1. You see that money has nothing to do with generosity. You’ll get rich people who leave the saddest, most insulting tip, all in crumpled up dollar bills (or occasionally pocket change). You’ll get tables of celebrating people, ordering champagne and lobster and steak, who suddenly become spendthrifts when the check comes. And then you get a table of really chill people — often industry people themselves — who make sure to compensate well for a job well done, even if they just ordered the lunch special. The intimate knowledge of what people earn, and what they actually give, is something that few other jobs can provide.
2. You know what it feels like to be treated like a servant. I once had someone snap at me while I was walking away from a table. Like, literally snap. Like I was a butler that they had hired to attend to their personal estate. And in order not to get in serious trouble, I had to smile and ask what I could do to help.

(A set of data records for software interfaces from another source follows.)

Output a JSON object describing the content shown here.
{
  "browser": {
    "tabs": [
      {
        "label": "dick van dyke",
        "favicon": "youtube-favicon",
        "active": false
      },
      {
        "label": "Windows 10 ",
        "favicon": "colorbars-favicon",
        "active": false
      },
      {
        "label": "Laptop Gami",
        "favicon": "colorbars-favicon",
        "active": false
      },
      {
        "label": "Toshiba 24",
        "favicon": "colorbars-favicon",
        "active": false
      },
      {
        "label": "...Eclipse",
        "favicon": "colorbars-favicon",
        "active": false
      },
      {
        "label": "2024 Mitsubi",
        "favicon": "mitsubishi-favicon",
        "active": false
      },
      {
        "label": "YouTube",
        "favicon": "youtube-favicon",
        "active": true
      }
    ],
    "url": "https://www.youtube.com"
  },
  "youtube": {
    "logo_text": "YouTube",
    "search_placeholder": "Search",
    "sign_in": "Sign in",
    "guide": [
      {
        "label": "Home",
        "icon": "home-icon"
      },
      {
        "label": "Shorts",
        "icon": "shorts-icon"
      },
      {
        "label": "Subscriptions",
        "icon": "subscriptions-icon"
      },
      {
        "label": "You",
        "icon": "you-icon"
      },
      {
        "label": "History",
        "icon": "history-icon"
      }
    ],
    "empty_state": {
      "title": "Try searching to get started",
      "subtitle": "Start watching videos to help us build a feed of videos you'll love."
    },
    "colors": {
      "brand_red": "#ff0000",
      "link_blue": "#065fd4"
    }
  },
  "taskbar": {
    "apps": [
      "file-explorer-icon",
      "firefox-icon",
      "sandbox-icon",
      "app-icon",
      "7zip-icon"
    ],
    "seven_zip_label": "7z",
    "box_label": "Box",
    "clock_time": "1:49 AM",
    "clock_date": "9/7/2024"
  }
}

People will treat you like you are working for them and them alone, and will withhold a decent tip if you don’t. And swallowing your pride to accommodate that does wonders for your humility and empathy.
3. It tests your limits, physically. You don’t know “tired” until you’ve been on your feet, running back and forth, carrying food and drinks and constantly getting yelled at from every direction — for fourteen straight hours. (With maybe a half hour to scarf down a plate of food while playing with your phone in the kitchen.) Once you can pull a double and then get up in time for brunch shift the next day, you know you’re capable of anything.
4. You become a salesperson. You learn to turn a steak sandwich into a filet mignon, convince cheapskates to go for the nice bottle of wine on a date, and make sure that there is not a negative thought on a client’s mind the entire night. Selling is an art form, and learning it in trial-by-fire like that is invaluable. Few other jobs provide such an instant assessment of your skill as a salesperson.
5. You learn to work as a team, in a really immediate way. While at office jobs you will often be in team-oriented situations, it’s not the same as at a restaurant where, in order to get through exactly one shift without anything catching fire depends on well-organized teamwork. People help each other, cover for each other, pay each other out, and can’t work unless everyone is putting in their share. If you all want to get out in time to go to an after-hours bar (and have the money to do it), everyone has to put aside their ego and do good work. If you slack, everyone will know, literally within a few minutes.
6. It teaches you to be patient with strangers. Being patient with aggravated, disrespectful strangers is maybe one of the most useful life skills anyone can learn. Being able to put aside personal preference for the greater good of getting the job done takes a lot of effort, but having someone who treats you like the source of all their problems, and having to pretend to love listening to them complain, pays off when you’re at, say, the DMV.
7. The friends you make there are unlike any others. When you meet someone in the context of working at a restaurant, you are a very open, unfiltered version of yourself. You walk back into the kitchen swearing about customers, eat an untouched plate of sent-back calamari with no shame, and do shots of Rumplemints on a Tuesday night after shift is over. You can be open, and kind of crude, and don’t have to worry about “professional decorum.” Often restaurant friends last for years after you leave the restaurant, just because you got to know them in such an intimate way.
8. You appreciate cleanliness in a way you never did before. Cleanliness, an organized work station, and — especially — a slip-free floor are of utmost importance. Not keeping your surroundings clean and fresh will always be a habit, long after you stop obsessively washing your hands during a shift.
9. You learn to accept completely dropping all your standards of cool, via having to wear an absurd uniform, being degraded by your boss, singing Happy Birthday to strangers in public places (or some other jingle that your work forces you to do, such as the humiliating Coldstone songs you have to sing upon receiving a tip). Also being forced to say shit that you think is terrible (“Hi, I’m Chelsea, welcome to Spaghetti Factory, where everything is fun all the time! Do you want to start off with some cheesebread?”) You might think you’re cool, but once you start your shift, you’re not cool anymore. And honestly, it’s good for the soul.